» Exercise aim
Retype, without changes, every line from the line that contains "Serialize everything readable" through the final line of the records. Exclude pictures.

» Entries supplied
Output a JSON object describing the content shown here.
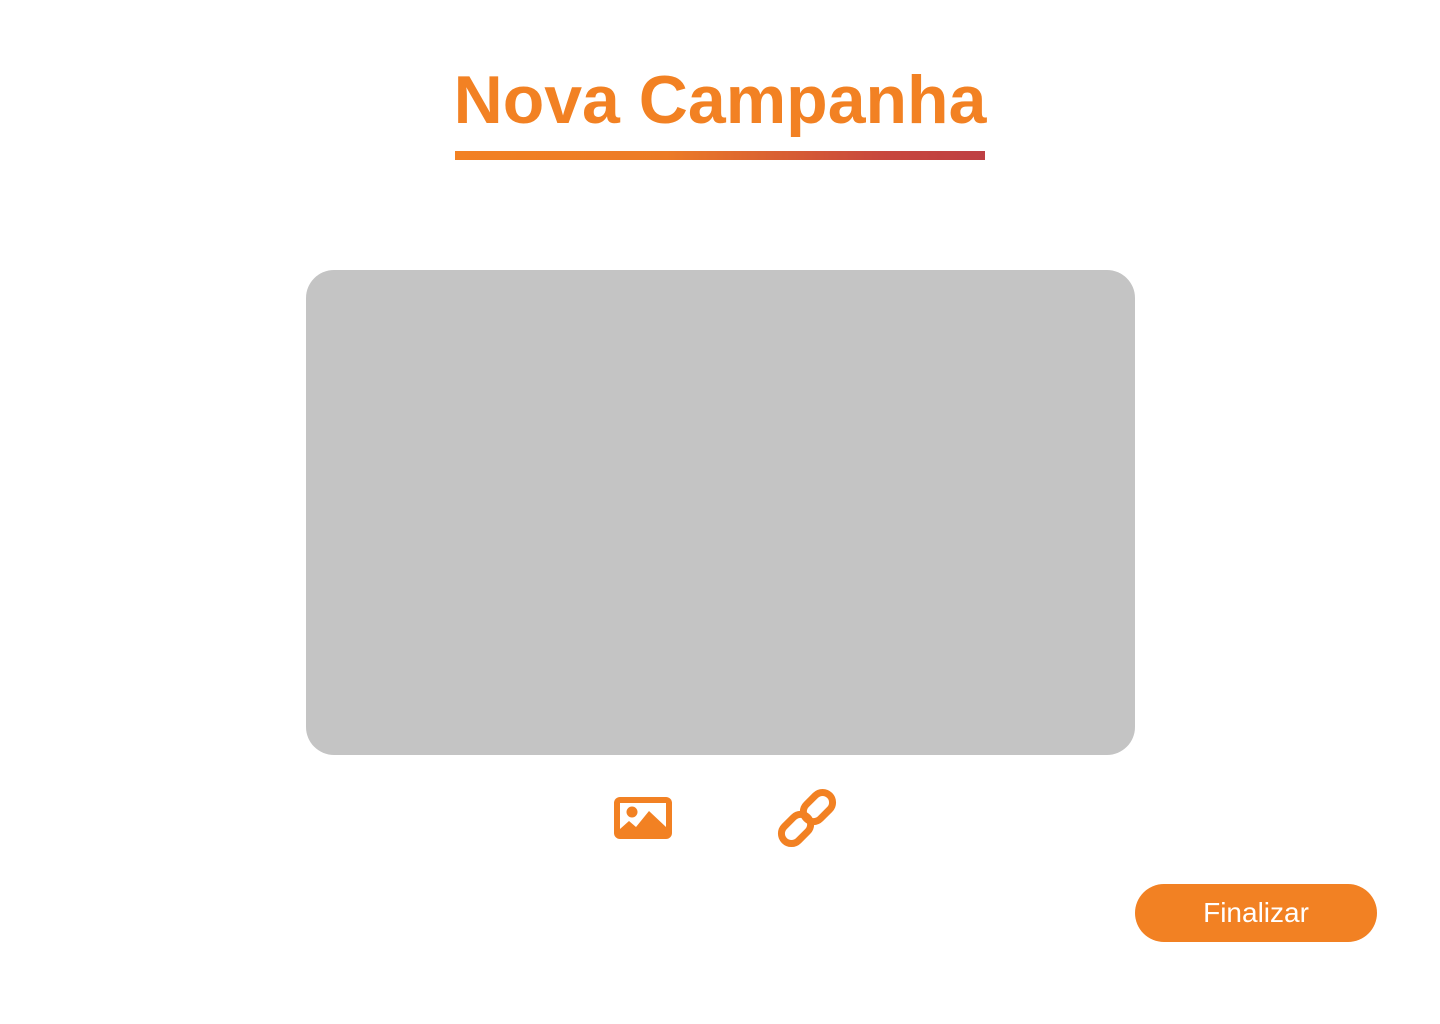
{
  "page": {
    "title": "Nova Campanha"
  },
  "media": {
    "image_icon": "image-icon",
    "link_icon": "link-icon"
  },
  "actions": {
    "finish_label": "Finalizar"
  },
  "colors": {
    "accent": "#F28123",
    "gradient_end": "#BE3F43",
    "placeholder": "#C4C4C4",
    "button_text": "#FFFFFF"
  }
}
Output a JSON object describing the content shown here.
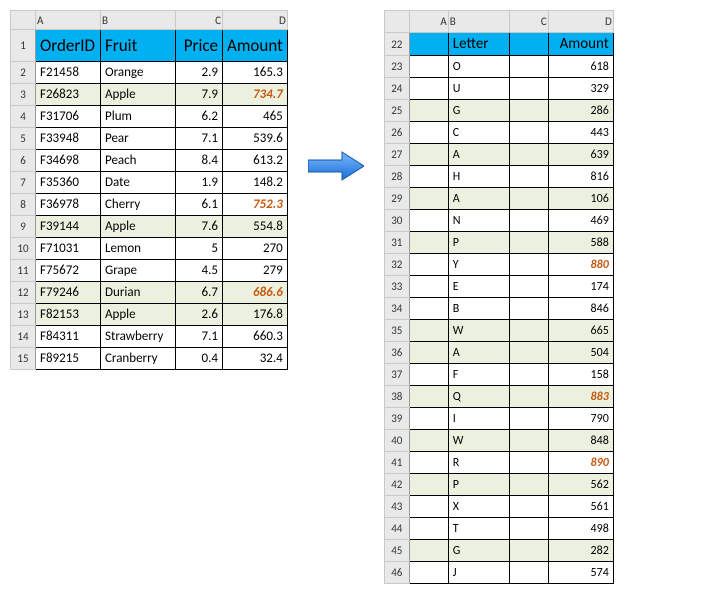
{
  "left": {
    "columns": [
      "A",
      "B",
      "C",
      "D"
    ],
    "headers": {
      "a": "OrderID",
      "b": "Fruit",
      "c": "Price",
      "d": "Amount"
    },
    "rows": [
      {
        "n": 2,
        "a": "F21458",
        "b": "Orange",
        "c": "2.9",
        "d": "165.3"
      },
      {
        "n": 3,
        "a": "F26823",
        "b": "Apple",
        "c": "7.9",
        "d": "734.7",
        "hl": true,
        "em": true
      },
      {
        "n": 4,
        "a": "F31706",
        "b": "Plum",
        "c": "6.2",
        "d": "465"
      },
      {
        "n": 5,
        "a": "F33948",
        "b": "Pear",
        "c": "7.1",
        "d": "539.6"
      },
      {
        "n": 6,
        "a": "F34698",
        "b": "Peach",
        "c": "8.4",
        "d": "613.2"
      },
      {
        "n": 7,
        "a": "F35360",
        "b": "Date",
        "c": "1.9",
        "d": "148.2"
      },
      {
        "n": 8,
        "a": "F36978",
        "b": "Cherry",
        "c": "6.1",
        "d": "752.3",
        "em": true
      },
      {
        "n": 9,
        "a": "F39144",
        "b": "Apple",
        "c": "7.6",
        "d": "554.8",
        "hl": true
      },
      {
        "n": 10,
        "a": "F71031",
        "b": "Lemon",
        "c": "5",
        "d": "270"
      },
      {
        "n": 11,
        "a": "F75672",
        "b": "Grape",
        "c": "4.5",
        "d": "279"
      },
      {
        "n": 12,
        "a": "F79246",
        "b": "Durian",
        "c": "6.7",
        "d": "686.6",
        "hl": true,
        "em": true
      },
      {
        "n": 13,
        "a": "F82153",
        "b": "Apple",
        "c": "2.6",
        "d": "176.8",
        "hl": true
      },
      {
        "n": 14,
        "a": "F84311",
        "b": "Strawberry",
        "c": "7.1",
        "d": "660.3"
      },
      {
        "n": 15,
        "a": "F89215",
        "b": "Cranberry",
        "c": "0.4",
        "d": "32.4"
      }
    ]
  },
  "right": {
    "columns": [
      "A",
      "B",
      "C",
      "D"
    ],
    "headers": {
      "a": "",
      "b": "Letter",
      "c": "",
      "d": "Amount"
    },
    "headerRowNum": 22,
    "rows": [
      {
        "n": 23,
        "b": "O",
        "d": "618"
      },
      {
        "n": 24,
        "b": "U",
        "d": "329"
      },
      {
        "n": 25,
        "b": "G",
        "d": "286",
        "hl": true
      },
      {
        "n": 26,
        "b": "C",
        "d": "443"
      },
      {
        "n": 27,
        "b": "A",
        "d": "639",
        "hl": true
      },
      {
        "n": 28,
        "b": "H",
        "d": "816"
      },
      {
        "n": 29,
        "b": "A",
        "d": "106",
        "hl": true
      },
      {
        "n": 30,
        "b": "N",
        "d": "469"
      },
      {
        "n": 31,
        "b": "P",
        "d": "588",
        "hl": true
      },
      {
        "n": 32,
        "b": "Y",
        "d": "880",
        "em": true
      },
      {
        "n": 33,
        "b": "E",
        "d": "174"
      },
      {
        "n": 34,
        "b": "B",
        "d": "846"
      },
      {
        "n": 35,
        "b": "W",
        "d": "665",
        "hl": true
      },
      {
        "n": 36,
        "b": "A",
        "d": "504",
        "hl": true
      },
      {
        "n": 37,
        "b": "F",
        "d": "158"
      },
      {
        "n": 38,
        "b": "Q",
        "d": "883",
        "em": true,
        "hl": true
      },
      {
        "n": 39,
        "b": "I",
        "d": "790"
      },
      {
        "n": 40,
        "b": "W",
        "d": "848",
        "hl": true
      },
      {
        "n": 41,
        "b": "R",
        "d": "890",
        "em": true
      },
      {
        "n": 42,
        "b": "P",
        "d": "562",
        "hl": true
      },
      {
        "n": 43,
        "b": "X",
        "d": "561"
      },
      {
        "n": 44,
        "b": "T",
        "d": "498"
      },
      {
        "n": 45,
        "b": "G",
        "d": "282",
        "hl": true
      },
      {
        "n": 46,
        "b": "J",
        "d": "574"
      }
    ]
  }
}
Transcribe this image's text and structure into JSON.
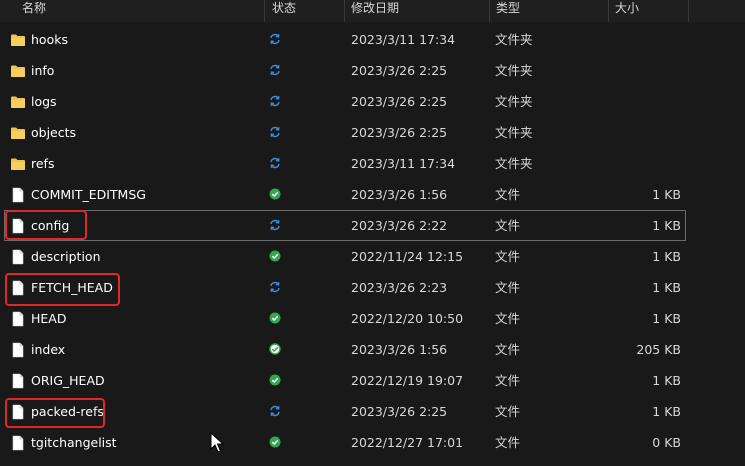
{
  "columns": {
    "name": "名称",
    "status": "状态",
    "modified": "修改日期",
    "type": "类型",
    "size": "大小"
  },
  "items": [
    {
      "name": "hooks",
      "status": "sync",
      "date": "2023/3/11 17:34",
      "type": "文件夹",
      "size": "",
      "kind": "folder"
    },
    {
      "name": "info",
      "status": "sync",
      "date": "2023/3/26 2:25",
      "type": "文件夹",
      "size": "",
      "kind": "folder"
    },
    {
      "name": "logs",
      "status": "sync",
      "date": "2023/3/26 2:25",
      "type": "文件夹",
      "size": "",
      "kind": "folder"
    },
    {
      "name": "objects",
      "status": "sync",
      "date": "2023/3/26 2:25",
      "type": "文件夹",
      "size": "",
      "kind": "folder"
    },
    {
      "name": "refs",
      "status": "sync",
      "date": "2023/3/11 17:34",
      "type": "文件夹",
      "size": "",
      "kind": "folder"
    },
    {
      "name": "COMMIT_EDITMSG",
      "status": "synced",
      "date": "2023/3/26 1:56",
      "type": "文件",
      "size": "1 KB",
      "kind": "file"
    },
    {
      "name": "config",
      "status": "sync",
      "date": "2023/3/26 2:22",
      "type": "文件",
      "size": "1 KB",
      "kind": "file"
    },
    {
      "name": "description",
      "status": "synced",
      "date": "2022/11/24 12:15",
      "type": "文件",
      "size": "1 KB",
      "kind": "file"
    },
    {
      "name": "FETCH_HEAD",
      "status": "sync",
      "date": "2023/3/26 2:23",
      "type": "文件",
      "size": "1 KB",
      "kind": "file"
    },
    {
      "name": "HEAD",
      "status": "synced",
      "date": "2022/12/20 10:50",
      "type": "文件",
      "size": "1 KB",
      "kind": "file"
    },
    {
      "name": "index",
      "status": "synced-outline",
      "date": "2023/3/26 1:56",
      "type": "文件",
      "size": "205 KB",
      "kind": "file"
    },
    {
      "name": "ORIG_HEAD",
      "status": "synced",
      "date": "2022/12/19 19:07",
      "type": "文件",
      "size": "1 KB",
      "kind": "file"
    },
    {
      "name": "packed-refs",
      "status": "sync",
      "date": "2023/3/26 2:25",
      "type": "文件",
      "size": "1 KB",
      "kind": "file"
    },
    {
      "name": "tgitchangelist",
      "status": "synced",
      "date": "2022/12/27 17:01",
      "type": "文件",
      "size": "0 KB",
      "kind": "file"
    }
  ],
  "selected_item": "config",
  "highlighted_items": [
    "config",
    "FETCH_HEAD",
    "packed-refs"
  ],
  "colors": {
    "folder": "#f2c14e",
    "sync": "#3b8ee0",
    "synced": "#2fa84f",
    "highlight": "#e02828"
  }
}
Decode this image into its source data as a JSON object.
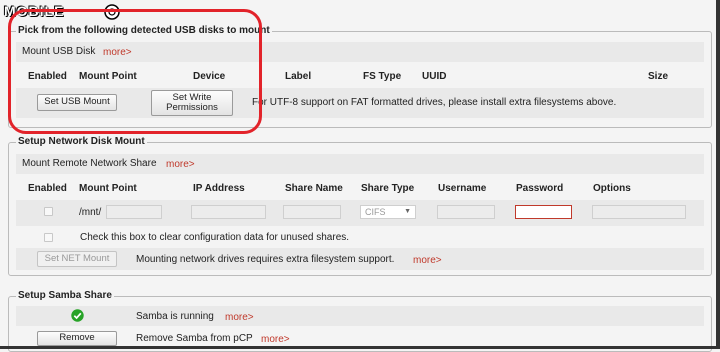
{
  "watermark": "MOBILE",
  "usb": {
    "legend": "Pick from the following detected USB disks to mount",
    "subheader": "Mount USB Disk",
    "more": "more>",
    "columns": [
      "Enabled",
      "Mount Point",
      "Device",
      "Label",
      "FS Type",
      "UUID",
      "Size"
    ],
    "set_usb_mount": "Set USB Mount",
    "set_write_permissions_line1": "Set Write",
    "set_write_permissions_line2": "Permissions",
    "utf8_note": "For UTF-8 support on FAT formatted drives, please install extra filesystems above."
  },
  "network": {
    "legend": "Setup Network Disk Mount",
    "subheader": "Mount Remote Network Share",
    "more": "more>",
    "columns": [
      "Enabled",
      "Mount Point",
      "IP Address",
      "Share Name",
      "Share Type",
      "Username",
      "Password",
      "Options"
    ],
    "mount_prefix": "/mnt/",
    "share_type_value": "CIFS",
    "clear_config_label": "Check this box to clear configuration data for unused shares.",
    "set_net_mount": "Set NET Mount",
    "net_note": "Mounting network drives requires extra filesystem support.",
    "net_more": "more>"
  },
  "samba": {
    "legend": "Setup Samba Share",
    "status": "Samba is running",
    "status_more": "more>",
    "remove_button": "Remove",
    "remove_label": "Remove Samba from pCP",
    "remove_more": "more>"
  },
  "colors": {
    "accent_red": "#c0392b",
    "annotation_red": "#e2232a",
    "status_green": "#27a327"
  }
}
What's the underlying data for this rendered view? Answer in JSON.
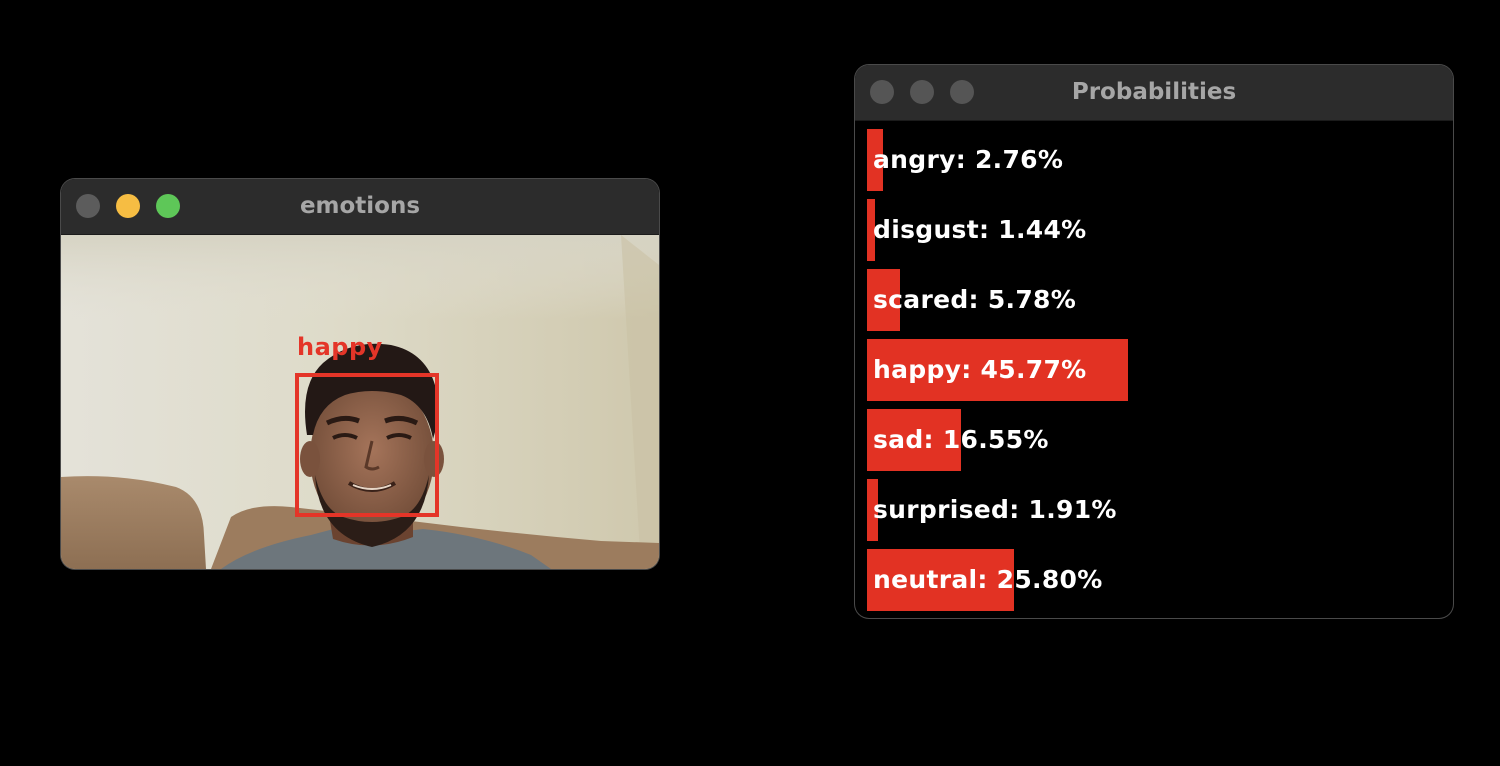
{
  "windows": {
    "emotions": {
      "title": "emotions",
      "detection_label": "happy"
    },
    "probabilities": {
      "title": "Probabilities",
      "items": [
        {
          "label": "angry",
          "text": "angry: 2.76%",
          "value": 2.76
        },
        {
          "label": "disgust",
          "text": "disgust: 1.44%",
          "value": 1.44
        },
        {
          "label": "scared",
          "text": "scared: 5.78%",
          "value": 5.78
        },
        {
          "label": "happy",
          "text": "happy: 45.77%",
          "value": 45.77
        },
        {
          "label": "sad",
          "text": "sad: 16.55%",
          "value": 16.55
        },
        {
          "label": "surprised",
          "text": "surprised: 1.91%",
          "value": 1.91
        },
        {
          "label": "neutral",
          "text": "neutral: 25.80%",
          "value": 25.8
        }
      ]
    }
  },
  "colors": {
    "bar": "#e23223",
    "detection_box": "#e43528",
    "titlebar": "#2c2c2c"
  }
}
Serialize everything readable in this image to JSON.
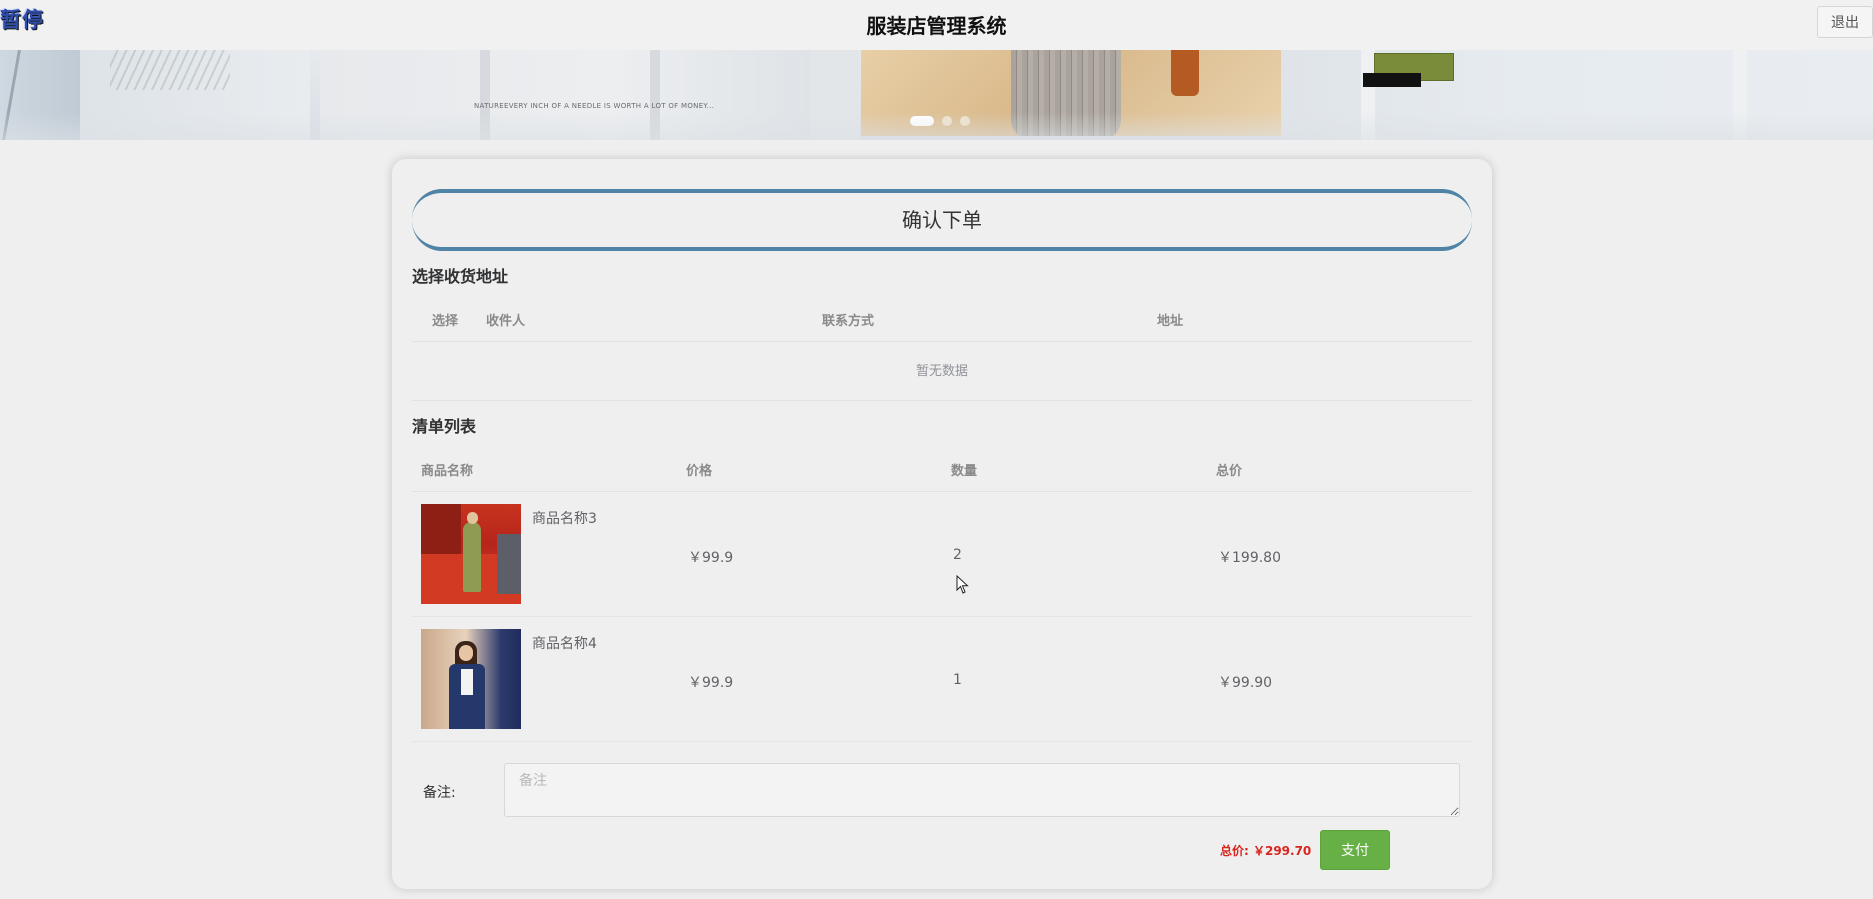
{
  "header": {
    "pause_label": "暂停",
    "app_title": "服装店管理系统",
    "logout_label": "退出"
  },
  "banner": {
    "caption": "NATUREEVERY INCH OF A NEEDLE IS WORTH A LOT OF MONEY...",
    "slide_count": 3,
    "active_slide": 1
  },
  "order": {
    "title": "确认下单",
    "address_section_title": "选择收货地址",
    "address_columns": [
      "选择",
      "收件人",
      "联系方式",
      "地址"
    ],
    "address_empty_text": "暂无数据",
    "list_section_title": "清单列表",
    "list_columns": [
      "商品名称",
      "价格",
      "数量",
      "总价"
    ],
    "items": [
      {
        "name": "商品名称3",
        "price": "￥99.9",
        "quantity": "2",
        "total": "￥199.80"
      },
      {
        "name": "商品名称4",
        "price": "￥99.9",
        "quantity": "1",
        "total": "￥99.90"
      }
    ],
    "remark_label": "备注:",
    "remark_placeholder": "备注",
    "remark_value": "",
    "grand_total_text": "总价: ￥299.70",
    "pay_label": "支付"
  },
  "colors": {
    "title_border": "#4f84a6",
    "pay_button": "#67b045",
    "total_text": "#d9251d",
    "pause_badge": "#2f4ea8"
  }
}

» Written solution
Serialize everything readable in this image to JSON.
{
  "header": {
    "pause_label": "暂停",
    "app_title": "服装店管理系统",
    "logout_label": "退出"
  },
  "banner": {
    "caption": "NATUREEVERY INCH OF A NEEDLE IS WORTH A LOT OF MONEY...",
    "slide_count": 3,
    "active_slide": 1
  },
  "order": {
    "title": "确认下单",
    "address_section_title": "选择收货地址",
    "address_columns": [
      "选择",
      "收件人",
      "联系方式",
      "地址"
    ],
    "address_empty_text": "暂无数据",
    "list_section_title": "清单列表",
    "list_columns": [
      "商品名称",
      "价格",
      "数量",
      "总价"
    ],
    "items": [
      {
        "name": "商品名称3",
        "price": "￥99.9",
        "quantity": "2",
        "total": "￥199.80"
      },
      {
        "name": "商品名称4",
        "price": "￥99.9",
        "quantity": "1",
        "total": "￥99.90"
      }
    ],
    "remark_label": "备注:",
    "remark_placeholder": "备注",
    "remark_value": "",
    "grand_total_text": "总价: ￥299.70",
    "pay_label": "支付"
  },
  "colors": {
    "title_border": "#4f84a6",
    "pay_button": "#67b045",
    "total_text": "#d9251d",
    "pause_badge": "#2f4ea8"
  }
}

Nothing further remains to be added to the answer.